The other day, I was reading through Genesis and stumbled upon a story that has always intrigued me. In it, we read about Abram, a man of God who hears that one of his relatives has been captured by an evil king. He, understandably, wasn’t going to let this injustice slide, and sprung into action. He gathered his men together and went on the attack and defeated this king, taking back his kidnapped relative and everything else that had been taken from him and his family. It was like a scene out of a great action movie! Here’s what happens next:
“After Abram returned from defeating Kedorlaomer and the kings allied with him, the king of Sodom came out to meet him in the Valley of Shaveh (that is, the King’s Valley).
Then Melchizedek king of Salem brought out bread and wine. He was priest of God Most High, and he blessed Abram, saying,
“Blessed be Abram by God Most High,
Creator of heaven and earth.
And praise be to God Most High,
who delivered your enemies into your hand.”
Then Abram gave him a tenth of everything.
The king of Sodom said to Abram, “Give me the people and keep the goods for yourself.”
But Abram said to the king of Sodom, “With raised hand I have sworn an oath to the Lord, God Most High, Creator of heaven and earth, that I will accept nothing belonging to you, not even a thread or the strap of a sandal, so that you will never be able to say, ‘I made Abram rich.’ I will accept nothing but what my men have eaten and the share that belongs to the men who went with me—to Aner, Eshkol and Mamre. Let them have their share.”” Genesis 14:17-24 (NIV)
When I have read this passage previously, I’ve gotten so caught up in who Melchizedek is that I have forgotten to focus on the meat of these verses.
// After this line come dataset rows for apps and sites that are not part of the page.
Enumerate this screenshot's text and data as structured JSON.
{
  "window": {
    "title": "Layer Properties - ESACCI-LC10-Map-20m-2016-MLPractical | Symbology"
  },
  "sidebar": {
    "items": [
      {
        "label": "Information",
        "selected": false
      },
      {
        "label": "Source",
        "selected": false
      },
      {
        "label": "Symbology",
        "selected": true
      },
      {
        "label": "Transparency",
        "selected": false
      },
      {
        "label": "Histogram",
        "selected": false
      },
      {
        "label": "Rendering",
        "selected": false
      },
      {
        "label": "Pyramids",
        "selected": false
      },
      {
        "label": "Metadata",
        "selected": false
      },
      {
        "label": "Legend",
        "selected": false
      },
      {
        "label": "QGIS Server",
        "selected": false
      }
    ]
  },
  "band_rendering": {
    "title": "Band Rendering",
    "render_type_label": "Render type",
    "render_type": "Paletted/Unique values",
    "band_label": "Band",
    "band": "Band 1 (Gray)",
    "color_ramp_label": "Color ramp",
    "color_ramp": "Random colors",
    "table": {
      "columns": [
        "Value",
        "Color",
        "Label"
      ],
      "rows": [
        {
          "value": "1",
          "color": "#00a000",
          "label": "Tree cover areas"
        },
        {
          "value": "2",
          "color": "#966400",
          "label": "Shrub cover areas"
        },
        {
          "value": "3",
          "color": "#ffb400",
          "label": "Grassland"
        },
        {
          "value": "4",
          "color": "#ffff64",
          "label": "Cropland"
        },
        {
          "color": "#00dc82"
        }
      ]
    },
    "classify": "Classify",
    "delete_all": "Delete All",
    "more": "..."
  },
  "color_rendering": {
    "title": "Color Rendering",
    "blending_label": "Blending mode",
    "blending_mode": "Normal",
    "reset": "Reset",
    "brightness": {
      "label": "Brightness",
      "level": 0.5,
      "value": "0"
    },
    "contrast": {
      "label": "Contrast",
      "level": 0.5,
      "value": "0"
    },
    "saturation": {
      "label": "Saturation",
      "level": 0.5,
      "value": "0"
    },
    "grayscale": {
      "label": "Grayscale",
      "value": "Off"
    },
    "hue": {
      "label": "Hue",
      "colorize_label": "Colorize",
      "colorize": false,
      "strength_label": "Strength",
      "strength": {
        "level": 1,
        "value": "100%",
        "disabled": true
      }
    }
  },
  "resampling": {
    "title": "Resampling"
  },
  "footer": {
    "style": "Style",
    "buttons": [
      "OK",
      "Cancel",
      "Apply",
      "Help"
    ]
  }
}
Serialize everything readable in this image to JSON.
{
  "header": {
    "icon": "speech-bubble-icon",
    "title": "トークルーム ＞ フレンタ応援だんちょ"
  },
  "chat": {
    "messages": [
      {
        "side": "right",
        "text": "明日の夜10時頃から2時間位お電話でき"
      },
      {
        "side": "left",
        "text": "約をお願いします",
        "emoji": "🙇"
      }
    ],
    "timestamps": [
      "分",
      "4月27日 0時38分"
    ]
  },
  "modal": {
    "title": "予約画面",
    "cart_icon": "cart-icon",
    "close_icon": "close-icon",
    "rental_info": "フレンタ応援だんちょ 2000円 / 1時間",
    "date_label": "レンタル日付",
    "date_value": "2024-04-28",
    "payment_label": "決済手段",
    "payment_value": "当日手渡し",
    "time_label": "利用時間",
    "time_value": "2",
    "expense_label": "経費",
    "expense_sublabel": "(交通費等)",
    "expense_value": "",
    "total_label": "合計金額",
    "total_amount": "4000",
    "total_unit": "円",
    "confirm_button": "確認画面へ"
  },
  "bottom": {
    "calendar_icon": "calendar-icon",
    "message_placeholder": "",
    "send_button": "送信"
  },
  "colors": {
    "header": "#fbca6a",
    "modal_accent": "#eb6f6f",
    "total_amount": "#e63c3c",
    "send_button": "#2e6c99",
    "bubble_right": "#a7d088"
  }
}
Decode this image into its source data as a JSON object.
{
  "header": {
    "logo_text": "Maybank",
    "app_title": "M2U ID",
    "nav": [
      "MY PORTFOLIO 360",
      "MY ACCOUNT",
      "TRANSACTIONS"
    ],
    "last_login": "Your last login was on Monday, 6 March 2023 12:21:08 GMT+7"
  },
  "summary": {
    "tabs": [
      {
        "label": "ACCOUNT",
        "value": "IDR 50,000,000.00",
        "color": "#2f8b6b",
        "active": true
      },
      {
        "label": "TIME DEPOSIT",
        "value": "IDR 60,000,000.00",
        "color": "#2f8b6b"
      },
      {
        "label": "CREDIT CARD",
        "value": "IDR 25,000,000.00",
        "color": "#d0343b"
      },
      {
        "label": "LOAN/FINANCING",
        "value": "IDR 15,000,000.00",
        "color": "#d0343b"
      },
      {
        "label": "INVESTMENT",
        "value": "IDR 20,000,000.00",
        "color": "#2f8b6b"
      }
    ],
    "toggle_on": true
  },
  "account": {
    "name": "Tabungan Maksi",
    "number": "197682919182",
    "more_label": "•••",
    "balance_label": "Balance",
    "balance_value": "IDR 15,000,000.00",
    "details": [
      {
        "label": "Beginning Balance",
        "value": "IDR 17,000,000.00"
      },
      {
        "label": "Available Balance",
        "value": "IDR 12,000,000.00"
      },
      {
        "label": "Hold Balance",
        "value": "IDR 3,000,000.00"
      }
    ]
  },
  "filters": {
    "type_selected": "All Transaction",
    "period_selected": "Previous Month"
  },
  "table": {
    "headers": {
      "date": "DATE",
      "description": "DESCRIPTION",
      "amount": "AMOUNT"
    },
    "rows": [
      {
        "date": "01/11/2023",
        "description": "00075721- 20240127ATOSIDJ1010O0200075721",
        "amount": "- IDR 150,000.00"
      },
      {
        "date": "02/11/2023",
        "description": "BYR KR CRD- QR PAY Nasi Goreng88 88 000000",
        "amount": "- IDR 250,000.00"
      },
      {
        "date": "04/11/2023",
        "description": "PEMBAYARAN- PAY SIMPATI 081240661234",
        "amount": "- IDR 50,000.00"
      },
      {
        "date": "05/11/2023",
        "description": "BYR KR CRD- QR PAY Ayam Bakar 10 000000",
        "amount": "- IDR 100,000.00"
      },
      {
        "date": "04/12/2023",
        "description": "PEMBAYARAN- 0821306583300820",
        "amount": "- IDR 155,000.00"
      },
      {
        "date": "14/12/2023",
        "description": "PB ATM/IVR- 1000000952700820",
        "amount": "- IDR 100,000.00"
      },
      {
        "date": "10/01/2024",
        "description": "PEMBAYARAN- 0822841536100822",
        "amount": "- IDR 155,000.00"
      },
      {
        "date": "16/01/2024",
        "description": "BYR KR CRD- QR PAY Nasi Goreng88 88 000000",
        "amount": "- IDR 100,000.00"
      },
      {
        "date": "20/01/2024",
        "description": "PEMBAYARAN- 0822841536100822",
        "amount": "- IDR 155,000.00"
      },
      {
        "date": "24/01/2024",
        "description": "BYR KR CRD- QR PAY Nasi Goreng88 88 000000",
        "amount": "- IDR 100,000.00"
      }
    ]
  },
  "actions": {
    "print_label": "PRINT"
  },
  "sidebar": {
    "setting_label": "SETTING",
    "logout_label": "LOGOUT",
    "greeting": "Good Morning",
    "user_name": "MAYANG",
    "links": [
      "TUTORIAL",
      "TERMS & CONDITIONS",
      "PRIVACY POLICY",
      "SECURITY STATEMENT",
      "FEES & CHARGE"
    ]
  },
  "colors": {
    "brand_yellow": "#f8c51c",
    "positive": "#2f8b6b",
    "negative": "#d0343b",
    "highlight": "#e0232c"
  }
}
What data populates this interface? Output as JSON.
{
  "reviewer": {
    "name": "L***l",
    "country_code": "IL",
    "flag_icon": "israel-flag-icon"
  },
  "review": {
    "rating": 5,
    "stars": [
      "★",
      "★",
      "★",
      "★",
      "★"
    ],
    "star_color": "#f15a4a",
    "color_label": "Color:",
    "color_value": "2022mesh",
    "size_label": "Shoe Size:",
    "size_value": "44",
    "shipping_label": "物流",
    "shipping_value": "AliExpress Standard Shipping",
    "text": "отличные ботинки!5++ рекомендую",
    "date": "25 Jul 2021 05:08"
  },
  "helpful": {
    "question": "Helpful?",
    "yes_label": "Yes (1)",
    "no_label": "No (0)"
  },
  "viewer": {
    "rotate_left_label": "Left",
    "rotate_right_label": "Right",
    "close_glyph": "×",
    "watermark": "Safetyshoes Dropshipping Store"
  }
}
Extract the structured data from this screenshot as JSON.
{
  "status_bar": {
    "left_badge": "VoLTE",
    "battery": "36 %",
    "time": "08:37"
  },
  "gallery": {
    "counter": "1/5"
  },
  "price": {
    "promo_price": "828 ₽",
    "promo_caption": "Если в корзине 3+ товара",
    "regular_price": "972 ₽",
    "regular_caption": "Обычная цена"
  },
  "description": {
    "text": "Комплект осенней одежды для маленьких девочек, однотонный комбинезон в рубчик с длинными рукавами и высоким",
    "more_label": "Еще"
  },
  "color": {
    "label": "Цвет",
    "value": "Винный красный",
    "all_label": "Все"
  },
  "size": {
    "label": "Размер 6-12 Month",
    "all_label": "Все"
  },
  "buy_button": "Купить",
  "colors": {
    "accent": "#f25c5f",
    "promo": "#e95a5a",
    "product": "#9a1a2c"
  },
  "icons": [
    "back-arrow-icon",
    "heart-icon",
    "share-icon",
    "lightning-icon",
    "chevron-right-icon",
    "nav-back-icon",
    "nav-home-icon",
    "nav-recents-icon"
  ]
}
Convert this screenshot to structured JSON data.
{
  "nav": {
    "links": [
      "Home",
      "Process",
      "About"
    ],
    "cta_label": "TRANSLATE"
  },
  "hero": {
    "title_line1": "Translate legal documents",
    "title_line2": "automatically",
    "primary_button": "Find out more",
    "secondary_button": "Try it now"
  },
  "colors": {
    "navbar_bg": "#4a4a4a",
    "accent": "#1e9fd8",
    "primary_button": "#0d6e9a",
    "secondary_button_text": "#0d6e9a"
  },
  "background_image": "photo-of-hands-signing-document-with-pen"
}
The mystery of the king of Salem has distracted me from focusing on the amazing truth we can glean from his words.
After Melchizedek blesses Abram, he has no choice but to respond. Abram, without questioning his decision or making a pro and con list, gave the king a tenth of everything he had. When God is in our midst, we can’t help but respond. What an incredible example of worship and a precious heart posture of love and reverence!
It was a perfect and holy moment. Then, without missing a beat, Abram’s heart posture of sacrifice, honor, and worship is challenged. The king of Sodom wants to make a trade with Abram, offering him a deal that would make Abram rich, but would be cruel to the people. This God-fearing man was being given the choice of profits over people.
I think it’s no coincidence that Melchizedek’s blessing came right before this immense temptation. Because Abram was reminded of his identity and the immense goodness of God, he was able to say “no” to a proposition that might have seemed enticing. He didn’t need this King’s money, he didn’t need to be rich in man’s eyes, because he knew that he was blessed and highly favored of the Lord—he wanted for nothing else.
I wonder how many times this happens to us in our lives: we hear a word from God and immediately we’re given the opportunity to walk it out. I think that now, more than ever, we are being told who we are, who God is, and what we’re called to do by those who aren’t God. We’re confronted with peer pressure to act a certain way and a world screaming loudly at us that we are _____________ (fill in the blank for yourself).
But I believe that we can be like Abram and resist temptation when it arises. We can choose to believe the truth of God’s word instead of getting distracted by the shiny objects of the world. We can live from a place of wholeness knowing that we are God’s blessed and beloved children. And we can choose to trust in God’s character when hopelessness abounds.
Let’s spend some time today being intentional about seeking God’s face, receiving his promise, and worshiping as we are led.
How can you intentionally choose God’s word today?
Have you ever had a word from God immediately tested?